> [Supplied material]:
※
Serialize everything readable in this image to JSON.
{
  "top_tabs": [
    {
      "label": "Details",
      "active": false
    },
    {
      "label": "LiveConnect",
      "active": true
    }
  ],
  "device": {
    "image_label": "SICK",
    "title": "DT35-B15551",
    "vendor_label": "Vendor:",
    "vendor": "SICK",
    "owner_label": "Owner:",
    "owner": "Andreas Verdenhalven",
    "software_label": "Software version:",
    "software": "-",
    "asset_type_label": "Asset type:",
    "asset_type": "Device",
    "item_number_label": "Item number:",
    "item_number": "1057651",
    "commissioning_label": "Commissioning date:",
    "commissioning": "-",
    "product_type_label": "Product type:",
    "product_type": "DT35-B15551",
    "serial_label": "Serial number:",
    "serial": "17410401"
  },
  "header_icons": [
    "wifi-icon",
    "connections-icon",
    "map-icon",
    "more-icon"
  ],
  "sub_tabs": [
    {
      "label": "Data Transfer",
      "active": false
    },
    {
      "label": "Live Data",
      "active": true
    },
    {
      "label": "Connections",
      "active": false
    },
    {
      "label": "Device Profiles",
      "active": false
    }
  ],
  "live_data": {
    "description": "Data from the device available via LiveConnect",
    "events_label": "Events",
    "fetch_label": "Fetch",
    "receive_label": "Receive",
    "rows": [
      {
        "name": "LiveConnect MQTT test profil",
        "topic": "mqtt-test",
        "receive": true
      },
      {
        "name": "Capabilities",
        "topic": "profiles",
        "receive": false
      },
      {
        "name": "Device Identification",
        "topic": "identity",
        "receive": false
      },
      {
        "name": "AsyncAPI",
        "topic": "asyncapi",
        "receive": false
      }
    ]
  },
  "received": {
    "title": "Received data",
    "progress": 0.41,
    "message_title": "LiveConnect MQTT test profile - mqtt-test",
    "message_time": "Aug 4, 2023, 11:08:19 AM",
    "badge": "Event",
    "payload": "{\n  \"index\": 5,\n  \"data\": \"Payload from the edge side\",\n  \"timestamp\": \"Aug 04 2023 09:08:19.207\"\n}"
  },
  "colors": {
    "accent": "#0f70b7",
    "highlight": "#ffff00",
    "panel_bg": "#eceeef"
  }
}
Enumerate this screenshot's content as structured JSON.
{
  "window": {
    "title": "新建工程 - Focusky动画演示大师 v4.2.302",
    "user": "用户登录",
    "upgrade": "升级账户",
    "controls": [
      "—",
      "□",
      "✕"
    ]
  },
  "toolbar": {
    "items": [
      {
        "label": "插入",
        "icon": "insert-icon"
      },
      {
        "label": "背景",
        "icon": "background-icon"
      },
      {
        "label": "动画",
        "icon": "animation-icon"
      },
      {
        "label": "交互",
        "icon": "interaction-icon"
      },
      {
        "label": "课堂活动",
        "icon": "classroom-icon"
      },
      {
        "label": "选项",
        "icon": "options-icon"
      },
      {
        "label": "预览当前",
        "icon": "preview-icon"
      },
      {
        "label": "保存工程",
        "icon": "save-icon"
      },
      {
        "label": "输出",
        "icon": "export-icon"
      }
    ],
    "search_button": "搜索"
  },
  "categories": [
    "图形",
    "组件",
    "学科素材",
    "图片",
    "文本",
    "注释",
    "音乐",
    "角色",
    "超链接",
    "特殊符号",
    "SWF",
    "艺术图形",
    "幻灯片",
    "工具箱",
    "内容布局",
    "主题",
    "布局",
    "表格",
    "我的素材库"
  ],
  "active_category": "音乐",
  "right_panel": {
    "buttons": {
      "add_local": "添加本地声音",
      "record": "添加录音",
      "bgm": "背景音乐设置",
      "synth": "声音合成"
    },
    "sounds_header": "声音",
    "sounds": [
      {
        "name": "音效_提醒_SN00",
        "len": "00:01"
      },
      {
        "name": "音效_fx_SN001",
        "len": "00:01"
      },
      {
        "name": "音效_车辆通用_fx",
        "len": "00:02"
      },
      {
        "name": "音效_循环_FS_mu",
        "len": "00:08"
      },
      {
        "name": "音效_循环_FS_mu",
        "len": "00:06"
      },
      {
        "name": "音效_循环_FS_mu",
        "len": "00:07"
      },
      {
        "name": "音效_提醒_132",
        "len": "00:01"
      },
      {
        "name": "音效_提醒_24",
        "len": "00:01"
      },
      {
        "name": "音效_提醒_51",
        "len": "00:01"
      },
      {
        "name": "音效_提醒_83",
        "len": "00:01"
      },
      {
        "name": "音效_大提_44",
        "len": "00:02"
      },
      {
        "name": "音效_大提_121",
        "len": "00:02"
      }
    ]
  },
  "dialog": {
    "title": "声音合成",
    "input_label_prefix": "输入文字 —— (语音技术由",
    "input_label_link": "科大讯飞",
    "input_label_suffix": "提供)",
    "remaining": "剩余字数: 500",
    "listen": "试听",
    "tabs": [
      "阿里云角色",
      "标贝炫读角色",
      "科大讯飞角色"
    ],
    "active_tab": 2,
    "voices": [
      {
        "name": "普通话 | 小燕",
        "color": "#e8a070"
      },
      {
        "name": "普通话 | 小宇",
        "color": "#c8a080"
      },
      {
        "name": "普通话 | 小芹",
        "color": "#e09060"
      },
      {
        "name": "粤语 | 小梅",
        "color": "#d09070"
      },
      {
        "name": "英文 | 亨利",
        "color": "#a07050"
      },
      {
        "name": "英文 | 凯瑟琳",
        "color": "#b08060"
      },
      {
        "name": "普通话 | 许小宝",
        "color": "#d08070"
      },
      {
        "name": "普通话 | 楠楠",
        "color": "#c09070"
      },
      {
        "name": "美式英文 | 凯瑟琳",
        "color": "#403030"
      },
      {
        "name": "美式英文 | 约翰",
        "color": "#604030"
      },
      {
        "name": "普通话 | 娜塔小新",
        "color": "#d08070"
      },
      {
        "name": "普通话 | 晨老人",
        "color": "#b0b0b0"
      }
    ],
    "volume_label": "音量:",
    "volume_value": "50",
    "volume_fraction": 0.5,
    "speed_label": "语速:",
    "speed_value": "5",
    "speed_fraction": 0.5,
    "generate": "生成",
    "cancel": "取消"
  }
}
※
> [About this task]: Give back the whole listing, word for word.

> [Answer to this exercise]:
Serialize everything readable in this image to JSON.
{
  "top_tabs": [
    {
      "label": "Details",
      "active": false
    },
    {
      "label": "LiveConnect",
      "active": true
    }
  ],
  "device": {
    "image_label": "SICK",
    "title": "DT35-B15551",
    "vendor_label": "Vendor:",
    "vendor": "SICK",
    "owner_label": "Owner:",
    "owner": "Andreas Verdenhalven",
    "software_label": "Software version:",
    "software": "-",
    "asset_type_label": "Asset type:",
    "asset_type": "Device",
    "item_number_label": "Item number:",
    "item_number": "1057651",
    "commissioning_label": "Commissioning date:",
    "commissioning": "-",
    "product_type_label": "Product type:",
    "product_type": "DT35-B15551",
    "serial_label": "Serial number:",
    "serial": "17410401"
  },
  "header_icons": [
    "wifi-icon",
    "connections-icon",
    "map-icon",
    "more-icon"
  ],
  "sub_tabs": [
    {
      "label": "Data Transfer",
      "active": false
    },
    {
      "label": "Live Data",
      "active": true
    },
    {
      "label": "Connections",
      "active": false
    },
    {
      "label": "Device Profiles",
      "active": false
    }
  ],
  "live_data": {
    "description": "Data from the device available via LiveConnect",
    "events_label": "Events",
    "fetch_label": "Fetch",
    "receive_label": "Receive",
    "rows": [
      {
        "name": "LiveConnect MQTT test profil",
        "topic": "mqtt-test",
        "receive": true
      },
      {
        "name": "Capabilities",
        "topic": "profiles",
        "receive": false
      },
      {
        "name": "Device Identification",
        "topic": "identity",
        "receive": false
      },
      {
        "name": "AsyncAPI",
        "topic": "asyncapi",
        "receive": false
      }
    ]
  },
  "received": {
    "title": "Received data",
    "progress": 0.41,
    "message_title": "LiveConnect MQTT test profile - mqtt-test",
    "message_time": "Aug 4, 2023, 11:08:19 AM",
    "badge": "Event",
    "payload": "{\n  \"index\": 5,\n  \"data\": \"Payload from the edge side\",\n  \"timestamp\": \"Aug 04 2023 09:08:19.207\"\n}"
  },
  "colors": {
    "accent": "#0f70b7",
    "highlight": "#ffff00",
    "panel_bg": "#eceeef"
  }
}
Enumerate this screenshot's content as structured JSON.
{
  "window": {
    "title": "新建工程 - Focusky动画演示大师 v4.2.302",
    "user": "用户登录",
    "upgrade": "升级账户",
    "controls": [
      "—",
      "□",
      "✕"
    ]
  },
  "toolbar": {
    "items": [
      {
        "label": "插入",
        "icon": "insert-icon"
      },
      {
        "label": "背景",
        "icon": "background-icon"
      },
      {
        "label": "动画",
        "icon": "animation-icon"
      },
      {
        "label": "交互",
        "icon": "interaction-icon"
      },
      {
        "label": "课堂活动",
        "icon": "classroom-icon"
      },
      {
        "label": "选项",
        "icon": "options-icon"
      },
      {
        "label": "预览当前",
        "icon": "preview-icon"
      },
      {
        "label": "保存工程",
        "icon": "save-icon"
      },
      {
        "label": "输出",
        "icon": "export-icon"
      }
    ],
    "search_button": "搜索"
  },
  "categories": [
    "图形",
    "组件",
    "学科素材",
    "图片",
    "文本",
    "注释",
    "音乐",
    "角色",
    "超链接",
    "特殊符号",
    "SWF",
    "艺术图形",
    "幻灯片",
    "工具箱",
    "内容布局",
    "主题",
    "布局",
    "表格",
    "我的素材库"
  ],
  "active_category": "音乐",
  "right_panel": {
    "buttons": {
      "add_local": "添加本地声音",
      "record": "添加录音",
      "bgm": "背景音乐设置",
      "synth": "声音合成"
    },
    "sounds_header": "声音",
    "sounds": [
      {
        "name": "音效_提醒_SN00",
        "len": "00:01"
      },
      {
        "name": "音效_fx_SN001",
        "len": "00:01"
      },
      {
        "name": "音效_车辆通用_fx",
        "len": "00:02"
      },
      {
        "name": "音效_循环_FS_mu",
        "len": "00:08"
      },
      {
        "name": "音效_循环_FS_mu",
        "len": "00:06"
      },
      {
        "name": "音效_循环_FS_mu",
        "len": "00:07"
      },
      {
        "name": "音效_提醒_132",
        "len": "00:01"
      },
      {
        "name": "音效_提醒_24",
        "len": "00:01"
      },
      {
        "name": "音效_提醒_51",
        "len": "00:01"
      },
      {
        "name": "音效_提醒_83",
        "len": "00:01"
      },
      {
        "name": "音效_大提_44",
        "len": "00:02"
      },
      {
        "name": "音效_大提_121",
        "len": "00:02"
      }
    ]
  },
  "dialog": {
    "title": "声音合成",
    "input_label_prefix": "输入文字 —— (语音技术由",
    "input_label_link": "科大讯飞",
    "input_label_suffix": "提供)",
    "remaining": "剩余字数: 500",
    "listen": "试听",
    "tabs": [
      "阿里云角色",
      "标贝炫读角色",
      "科大讯飞角色"
    ],
    "active_tab": 2,
    "voices": [
      {
        "name": "普通话 | 小燕",
        "color": "#e8a070"
      },
      {
        "name": "普通话 | 小宇",
        "color": "#c8a080"
      },
      {
        "name": "普通话 | 小芹",
        "color": "#e09060"
      },
      {
        "name": "粤语 | 小梅",
        "color": "#d09070"
      },
      {
        "name": "英文 | 亨利",
        "color": "#a07050"
      },
      {
        "name": "英文 | 凯瑟琳",
        "color": "#b08060"
      },
      {
        "name": "普通话 | 许小宝",
        "color": "#d08070"
      },
      {
        "name": "普通话 | 楠楠",
        "color": "#c09070"
      },
      {
        "name": "美式英文 | 凯瑟琳",
        "color": "#403030"
      },
      {
        "name": "美式英文 | 约翰",
        "color": "#604030"
      },
      {
        "name": "普通话 | 娜塔小新",
        "color": "#d08070"
      },
      {
        "name": "普通话 | 晨老人",
        "color": "#b0b0b0"
      }
    ],
    "volume_label": "音量:",
    "volume_value": "50",
    "volume_fraction": 0.5,
    "speed_label": "语速:",
    "speed_value": "5",
    "speed_fraction": 0.5,
    "generate": "生成",
    "cancel": "取消"
  }
}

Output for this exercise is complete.